Fracture of ice is an inherently discontinuous process and consequently difficult to be included in continuum ice-flow models. There are existing models that deal with the physics of fracture, with the drawback of the demand for high spatial (in the size of the cracks) and temporal (spatial scales divided by speed of sound) resolution. In this paper the authors develop a new strategy for formulating calving laws,using a model of the latter kind, the Helsinki Discrete Element Model (HiDEM) to explicitly model fracture and calving. Simultaneously, the Elmer/Ice is applied to the same geometries to identify critical stress states that can be linked to computed calving events in HiDEM. The final goal is to develop improved calving laws for continuum models, as in last consequence only continuum models are capable to cover ice dynamics exceeding a few hours. Usually, calving induced by buoyancy and undercutting is under-represented in existing continuum calving laws. This study helps to identify stress states from a full Stokes model (Elmer/Ice) that can help to indicate characteristic stress/strain patterns that would be input for improved calving laws in future.
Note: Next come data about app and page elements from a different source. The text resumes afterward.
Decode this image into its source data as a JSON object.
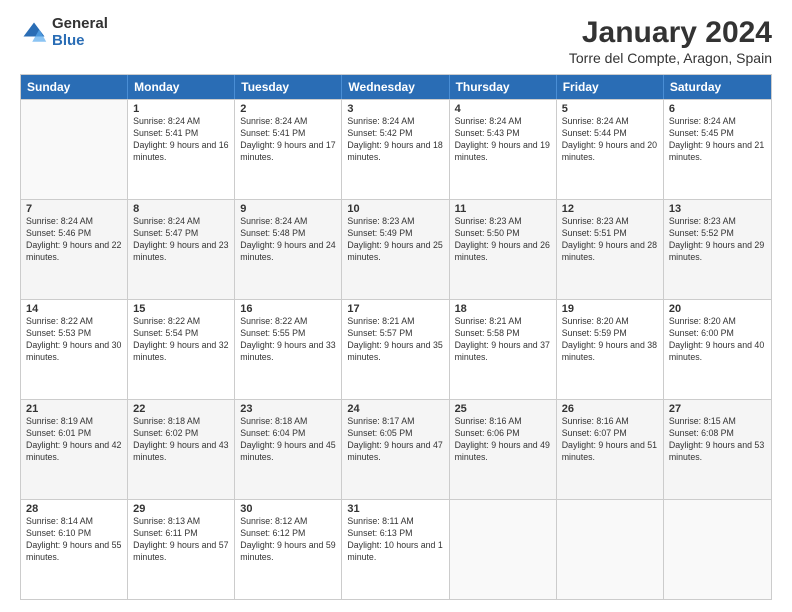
{
  "logo": {
    "general": "General",
    "blue": "Blue"
  },
  "title": "January 2024",
  "location": "Torre del Compte, Aragon, Spain",
  "header_days": [
    "Sunday",
    "Monday",
    "Tuesday",
    "Wednesday",
    "Thursday",
    "Friday",
    "Saturday"
  ],
  "weeks": [
    [
      {
        "day": "",
        "sunrise": "",
        "sunset": "",
        "daylight": ""
      },
      {
        "day": "1",
        "sunrise": "Sunrise: 8:24 AM",
        "sunset": "Sunset: 5:41 PM",
        "daylight": "Daylight: 9 hours and 16 minutes."
      },
      {
        "day": "2",
        "sunrise": "Sunrise: 8:24 AM",
        "sunset": "Sunset: 5:41 PM",
        "daylight": "Daylight: 9 hours and 17 minutes."
      },
      {
        "day": "3",
        "sunrise": "Sunrise: 8:24 AM",
        "sunset": "Sunset: 5:42 PM",
        "daylight": "Daylight: 9 hours and 18 minutes."
      },
      {
        "day": "4",
        "sunrise": "Sunrise: 8:24 AM",
        "sunset": "Sunset: 5:43 PM",
        "daylight": "Daylight: 9 hours and 19 minutes."
      },
      {
        "day": "5",
        "sunrise": "Sunrise: 8:24 AM",
        "sunset": "Sunset: 5:44 PM",
        "daylight": "Daylight: 9 hours and 20 minutes."
      },
      {
        "day": "6",
        "sunrise": "Sunrise: 8:24 AM",
        "sunset": "Sunset: 5:45 PM",
        "daylight": "Daylight: 9 hours and 21 minutes."
      }
    ],
    [
      {
        "day": "7",
        "sunrise": "Sunrise: 8:24 AM",
        "sunset": "Sunset: 5:46 PM",
        "daylight": "Daylight: 9 hours and 22 minutes."
      },
      {
        "day": "8",
        "sunrise": "Sunrise: 8:24 AM",
        "sunset": "Sunset: 5:47 PM",
        "daylight": "Daylight: 9 hours and 23 minutes."
      },
      {
        "day": "9",
        "sunrise": "Sunrise: 8:24 AM",
        "sunset": "Sunset: 5:48 PM",
        "daylight": "Daylight: 9 hours and 24 minutes."
      },
      {
        "day": "10",
        "sunrise": "Sunrise: 8:23 AM",
        "sunset": "Sunset: 5:49 PM",
        "daylight": "Daylight: 9 hours and 25 minutes."
      },
      {
        "day": "11",
        "sunrise": "Sunrise: 8:23 AM",
        "sunset": "Sunset: 5:50 PM",
        "daylight": "Daylight: 9 hours and 26 minutes."
      },
      {
        "day": "12",
        "sunrise": "Sunrise: 8:23 AM",
        "sunset": "Sunset: 5:51 PM",
        "daylight": "Daylight: 9 hours and 28 minutes."
      },
      {
        "day": "13",
        "sunrise": "Sunrise: 8:23 AM",
        "sunset": "Sunset: 5:52 PM",
        "daylight": "Daylight: 9 hours and 29 minutes."
      }
    ],
    [
      {
        "day": "14",
        "sunrise": "Sunrise: 8:22 AM",
        "sunset": "Sunset: 5:53 PM",
        "daylight": "Daylight: 9 hours and 30 minutes."
      },
      {
        "day": "15",
        "sunrise": "Sunrise: 8:22 AM",
        "sunset": "Sunset: 5:54 PM",
        "daylight": "Daylight: 9 hours and 32 minutes."
      },
      {
        "day": "16",
        "sunrise": "Sunrise: 8:22 AM",
        "sunset": "Sunset: 5:55 PM",
        "daylight": "Daylight: 9 hours and 33 minutes."
      },
      {
        "day": "17",
        "sunrise": "Sunrise: 8:21 AM",
        "sunset": "Sunset: 5:57 PM",
        "daylight": "Daylight: 9 hours and 35 minutes."
      },
      {
        "day": "18",
        "sunrise": "Sunrise: 8:21 AM",
        "sunset": "Sunset: 5:58 PM",
        "daylight": "Daylight: 9 hours and 37 minutes."
      },
      {
        "day": "19",
        "sunrise": "Sunrise: 8:20 AM",
        "sunset": "Sunset: 5:59 PM",
        "daylight": "Daylight: 9 hours and 38 minutes."
      },
      {
        "day": "20",
        "sunrise": "Sunrise: 8:20 AM",
        "sunset": "Sunset: 6:00 PM",
        "daylight": "Daylight: 9 hours and 40 minutes."
      }
    ],
    [
      {
        "day": "21",
        "sunrise": "Sunrise: 8:19 AM",
        "sunset": "Sunset: 6:01 PM",
        "daylight": "Daylight: 9 hours and 42 minutes."
      },
      {
        "day": "22",
        "sunrise": "Sunrise: 8:18 AM",
        "sunset": "Sunset: 6:02 PM",
        "daylight": "Daylight: 9 hours and 43 minutes."
      },
      {
        "day": "23",
        "sunrise": "Sunrise: 8:18 AM",
        "sunset": "Sunset: 6:04 PM",
        "daylight": "Daylight: 9 hours and 45 minutes."
      },
      {
        "day": "24",
        "sunrise": "Sunrise: 8:17 AM",
        "sunset": "Sunset: 6:05 PM",
        "daylight": "Daylight: 9 hours and 47 minutes."
      },
      {
        "day": "25",
        "sunrise": "Sunrise: 8:16 AM",
        "sunset": "Sunset: 6:06 PM",
        "daylight": "Daylight: 9 hours and 49 minutes."
      },
      {
        "day": "26",
        "sunrise": "Sunrise: 8:16 AM",
        "sunset": "Sunset: 6:07 PM",
        "daylight": "Daylight: 9 hours and 51 minutes."
      },
      {
        "day": "27",
        "sunrise": "Sunrise: 8:15 AM",
        "sunset": "Sunset: 6:08 PM",
        "daylight": "Daylight: 9 hours and 53 minutes."
      }
    ],
    [
      {
        "day": "28",
        "sunrise": "Sunrise: 8:14 AM",
        "sunset": "Sunset: 6:10 PM",
        "daylight": "Daylight: 9 hours and 55 minutes."
      },
      {
        "day": "29",
        "sunrise": "Sunrise: 8:13 AM",
        "sunset": "Sunset: 6:11 PM",
        "daylight": "Daylight: 9 hours and 57 minutes."
      },
      {
        "day": "30",
        "sunrise": "Sunrise: 8:12 AM",
        "sunset": "Sunset: 6:12 PM",
        "daylight": "Daylight: 9 hours and 59 minutes."
      },
      {
        "day": "31",
        "sunrise": "Sunrise: 8:11 AM",
        "sunset": "Sunset: 6:13 PM",
        "daylight": "Daylight: 10 hours and 1 minute."
      },
      {
        "day": "",
        "sunrise": "",
        "sunset": "",
        "daylight": ""
      },
      {
        "day": "",
        "sunrise": "",
        "sunset": "",
        "daylight": ""
      },
      {
        "day": "",
        "sunrise": "",
        "sunset": "",
        "daylight": ""
      }
    ]
  ]
}
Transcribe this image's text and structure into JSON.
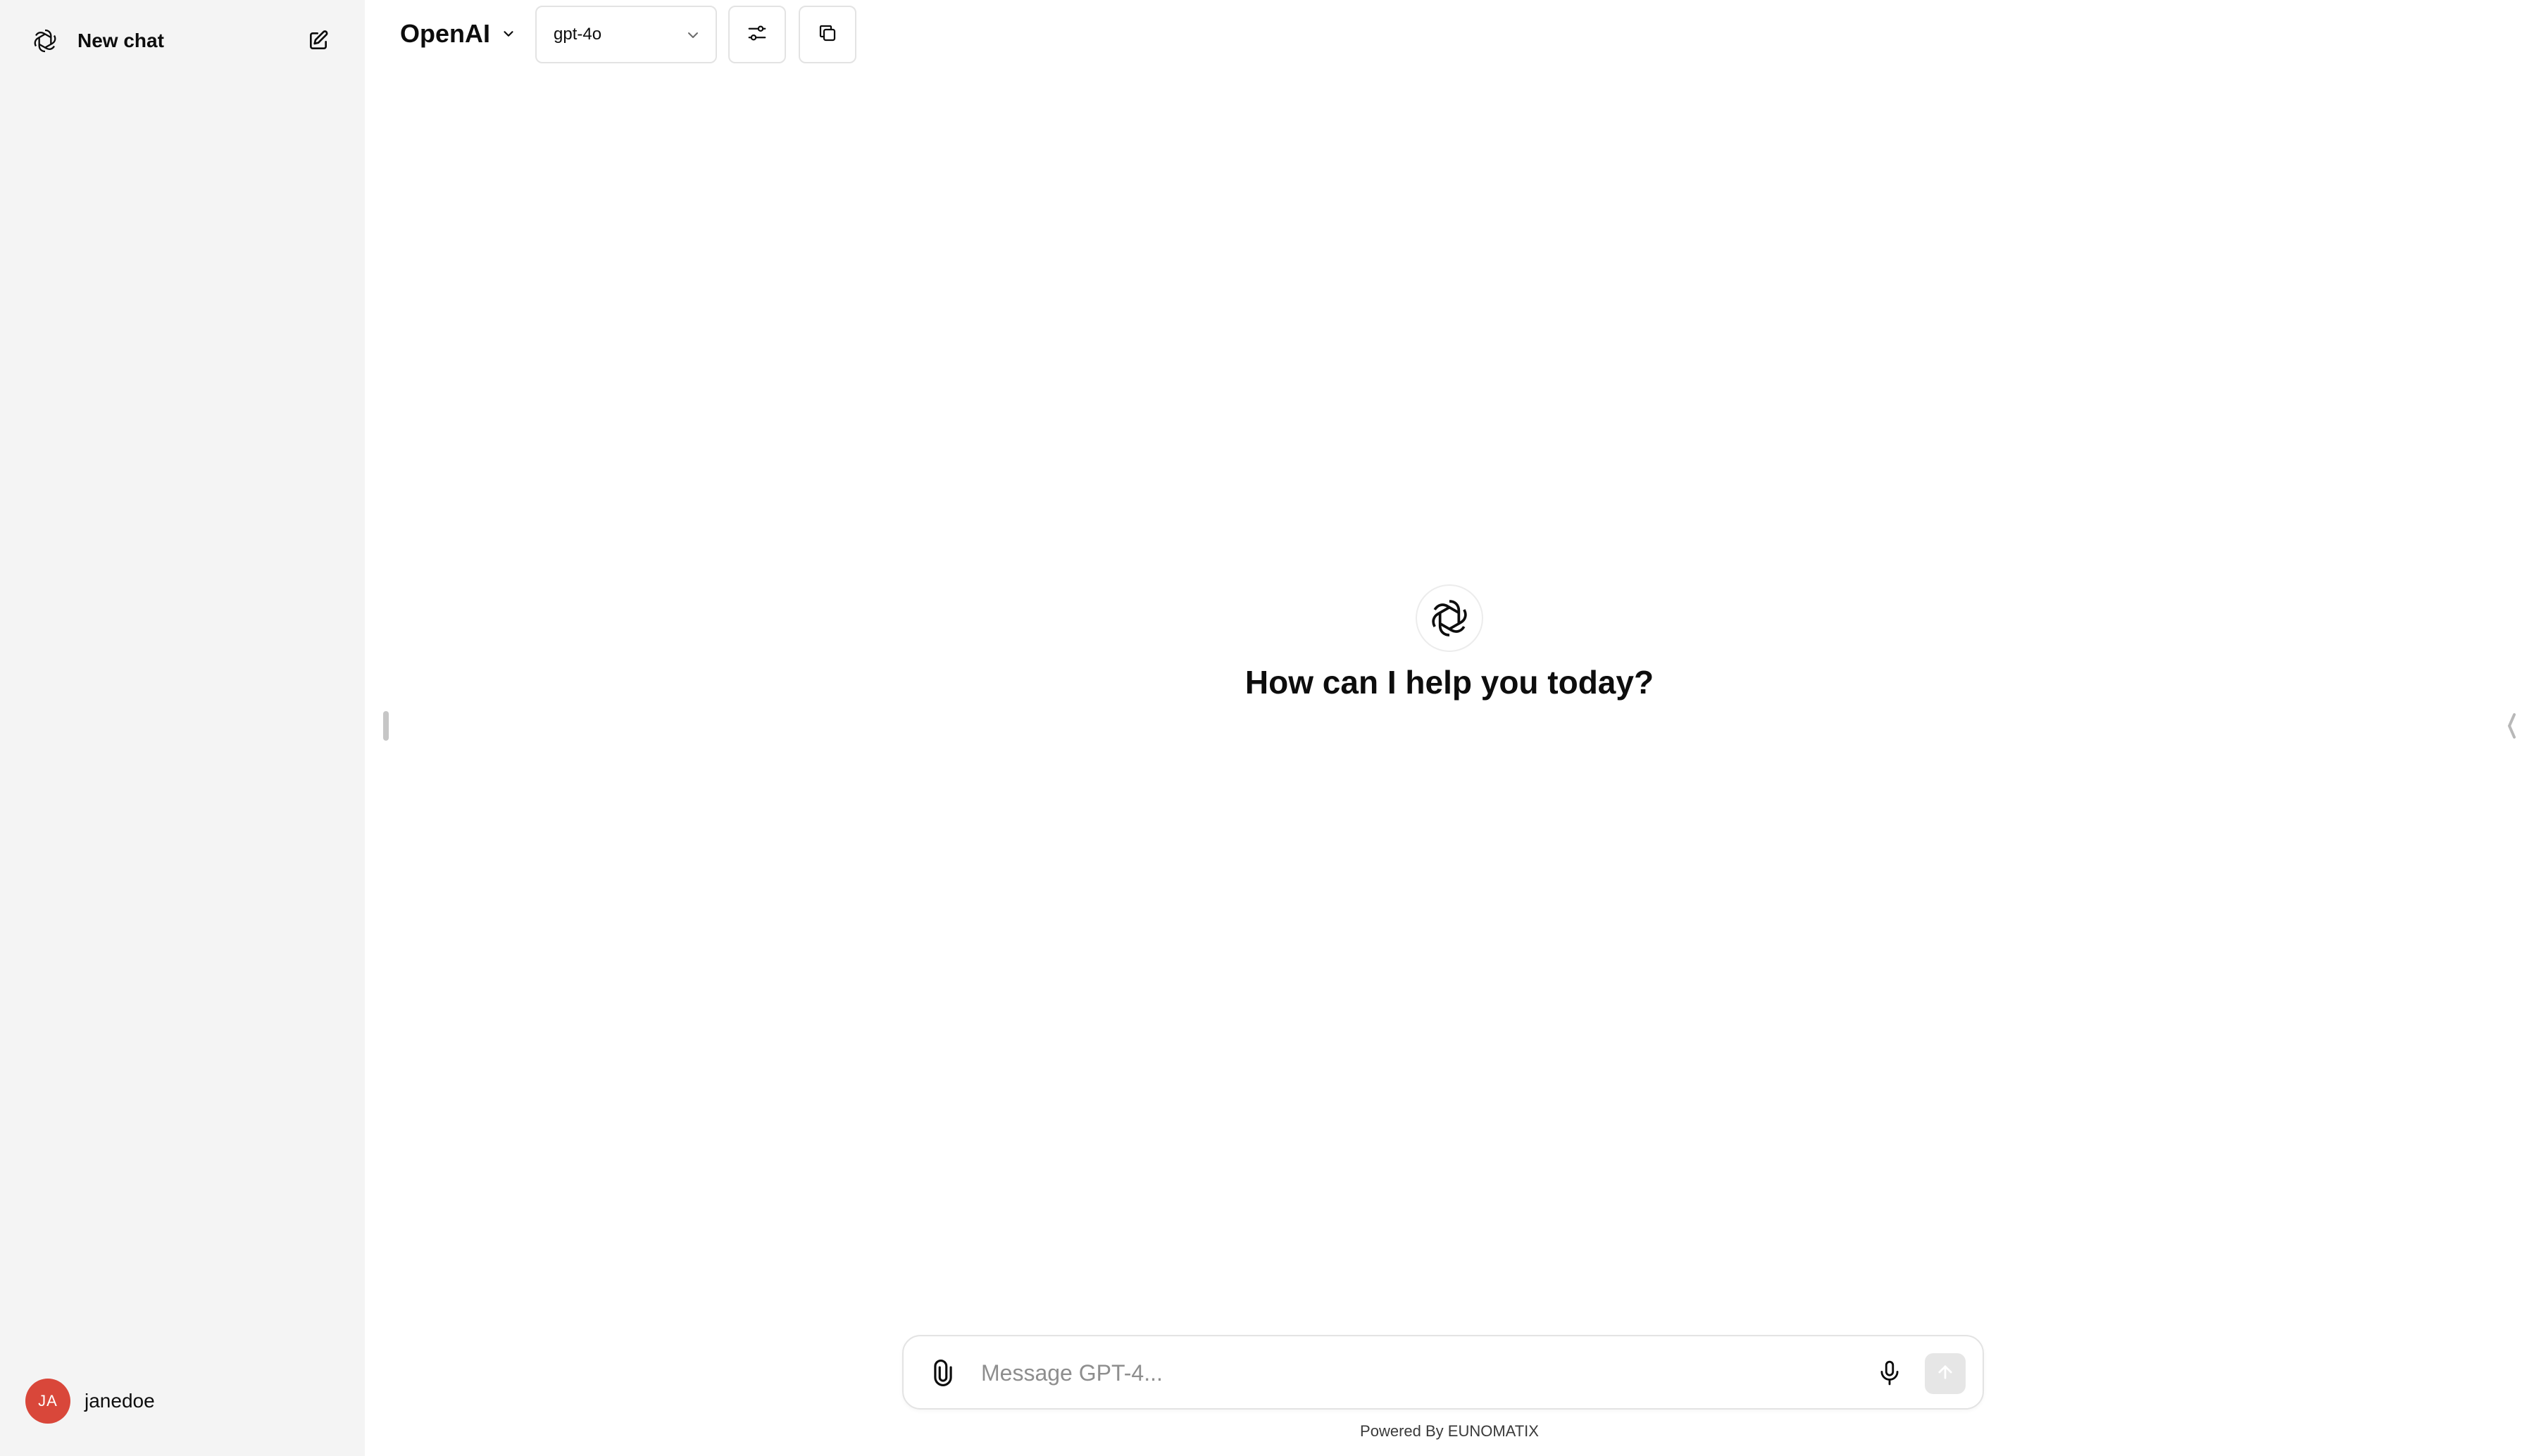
{
  "sidebar": {
    "new_chat_label": "New chat",
    "new_chat_icon": "openai-logo-icon",
    "edit_icon": "compose-icon",
    "user": {
      "initials": "JA",
      "name": "janedoe",
      "avatar_color": "#d9473a"
    }
  },
  "header": {
    "endpoint_label": "OpenAI",
    "model_label": "gpt-4o",
    "settings_icon": "sliders-icon",
    "copy_icon": "copy-icon"
  },
  "main": {
    "greeting": "How can I help you today?",
    "logo_icon": "openai-logo-icon"
  },
  "composer": {
    "placeholder": "Message GPT-4...",
    "attach_icon": "paperclip-icon",
    "mic_icon": "microphone-icon",
    "send_icon": "arrow-up-icon"
  },
  "footer": {
    "prefix": "Powered By ",
    "brand": "EUNOMATIX"
  },
  "colors": {
    "sidebar_bg": "#f4f4f4",
    "main_bg": "#ffffff",
    "border": "#e3e3e3",
    "send_disabled": "#e6e6e6"
  }
}
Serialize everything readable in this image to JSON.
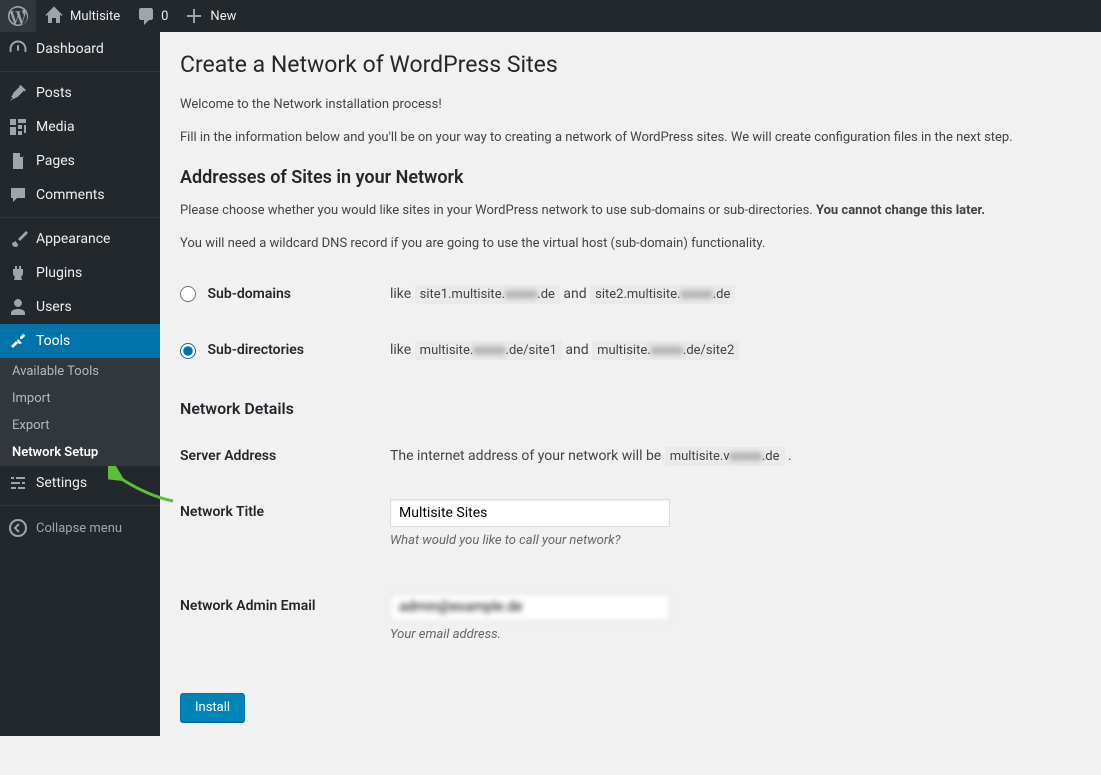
{
  "topbar": {
    "site_name": "Multisite",
    "comment_count": "0",
    "new_label": "New"
  },
  "sidebar": {
    "dashboard": "Dashboard",
    "posts": "Posts",
    "media": "Media",
    "pages": "Pages",
    "comments": "Comments",
    "appearance": "Appearance",
    "plugins": "Plugins",
    "users": "Users",
    "tools": "Tools",
    "tools_sub": {
      "available": "Available Tools",
      "import": "Import",
      "export": "Export",
      "network_setup": "Network Setup"
    },
    "settings": "Settings",
    "collapse": "Collapse menu"
  },
  "page": {
    "title": "Create a Network of WordPress Sites",
    "welcome": "Welcome to the Network installation process!",
    "intro": "Fill in the information below and you'll be on your way to creating a network of WordPress sites. We will create configuration files in the next step.",
    "addresses_heading": "Addresses of Sites in your Network",
    "addresses_desc_pre": "Please choose whether you would like sites in your WordPress network to use sub-domains or sub-directories. ",
    "addresses_desc_bold": "You cannot change this later.",
    "wildcard_note": "You will need a wildcard DNS record if you are going to use the virtual host (sub-domain) functionality.",
    "subdomains_label": "Sub-domains",
    "subdomains_like": "like ",
    "subdomains_ex1a": "site1.multisite.",
    "subdomains_ex1b": ".de",
    "subdomains_and": " and ",
    "subdomains_ex2a": "site2.multisite.",
    "subdomains_ex2b": ".de",
    "subdirs_label": "Sub-directories",
    "subdirs_ex1a": "multisite.",
    "subdirs_ex1b": ".de/site1",
    "subdirs_ex2a": "multisite.",
    "subdirs_ex2b": ".de/site2",
    "network_details_heading": "Network Details",
    "server_address_label": "Server Address",
    "server_address_pre": "The internet address of your network will be ",
    "server_address_code_a": "multisite.v",
    "server_address_code_b": ".de",
    "server_address_post": " .",
    "network_title_label": "Network Title",
    "network_title_value": "Multisite Sites",
    "network_title_desc": "What would you like to call your network?",
    "admin_email_label": "Network Admin Email",
    "admin_email_value": "admin@example.de",
    "admin_email_desc": "Your email address.",
    "install_btn": "Install"
  }
}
Read more: Benn, D.I., J. Åström, T. Zwinger, J. Todd, F.M. Nick, S. Cook, N.R.J. Hulton, and A. Luckman, 2017. Melt-under-cutting and buoyancy-driven calving from tidewater glaciers: new insights from discrete element and continuum model simulations, Journal of Glaciology, 1-12, doi:10.1017/jog.2017.41.